Here. The conclusion:
A War Like No Other is very much a post-9/11 book. Certain of Hanson’s emphases—on the role of terror in the war, on the nature of “asymmetrical” conflict—reflect this fact. His purpose, however, is not to draw facile lessons for today from these events of so long ago. He is much too careful a scholar not to maintain a wall between his historical efforts and his journalistic ones. His appeal is to the serious reader who shares his interest both in this most fateful of Greek wars and in the anatomy of war as such. He evokes for us, today, the harsh fates of so many ordinary men of a vanished epoch, concluding with a litany of the obscurely fallen and the injunction to remember them, for if the study of war and its lessons is for all of us, the fighting of the Peloponnesian war was “theirs alone.”
Last and perhaps best, Hanson’s achievement encourages us to return to the masterpiece upon which it depends. You can never be too rich or too thin, or have too many reasons to reread Thucydides.
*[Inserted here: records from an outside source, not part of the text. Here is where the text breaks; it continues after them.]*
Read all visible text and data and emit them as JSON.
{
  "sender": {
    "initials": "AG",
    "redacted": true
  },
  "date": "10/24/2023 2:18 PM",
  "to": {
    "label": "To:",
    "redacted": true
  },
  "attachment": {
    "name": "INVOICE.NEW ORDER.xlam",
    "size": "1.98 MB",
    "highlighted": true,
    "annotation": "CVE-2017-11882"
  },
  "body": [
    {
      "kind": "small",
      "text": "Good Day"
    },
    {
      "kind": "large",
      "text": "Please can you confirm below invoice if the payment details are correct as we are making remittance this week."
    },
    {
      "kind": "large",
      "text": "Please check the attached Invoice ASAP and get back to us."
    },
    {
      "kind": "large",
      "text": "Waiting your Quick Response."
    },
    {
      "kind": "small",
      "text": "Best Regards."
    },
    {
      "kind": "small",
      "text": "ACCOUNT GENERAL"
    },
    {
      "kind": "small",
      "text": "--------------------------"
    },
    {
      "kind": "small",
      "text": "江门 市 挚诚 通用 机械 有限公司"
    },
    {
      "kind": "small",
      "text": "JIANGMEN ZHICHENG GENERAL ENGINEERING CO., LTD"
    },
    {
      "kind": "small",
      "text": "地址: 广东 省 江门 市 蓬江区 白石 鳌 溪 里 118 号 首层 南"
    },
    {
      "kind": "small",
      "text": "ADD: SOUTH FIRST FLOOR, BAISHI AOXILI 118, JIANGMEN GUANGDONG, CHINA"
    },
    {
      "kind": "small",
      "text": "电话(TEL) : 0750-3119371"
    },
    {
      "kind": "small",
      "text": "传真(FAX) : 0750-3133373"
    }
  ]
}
Thanks to John von Heyking. (If you want links to the other Orwinian nuggets he shared, send me an email.)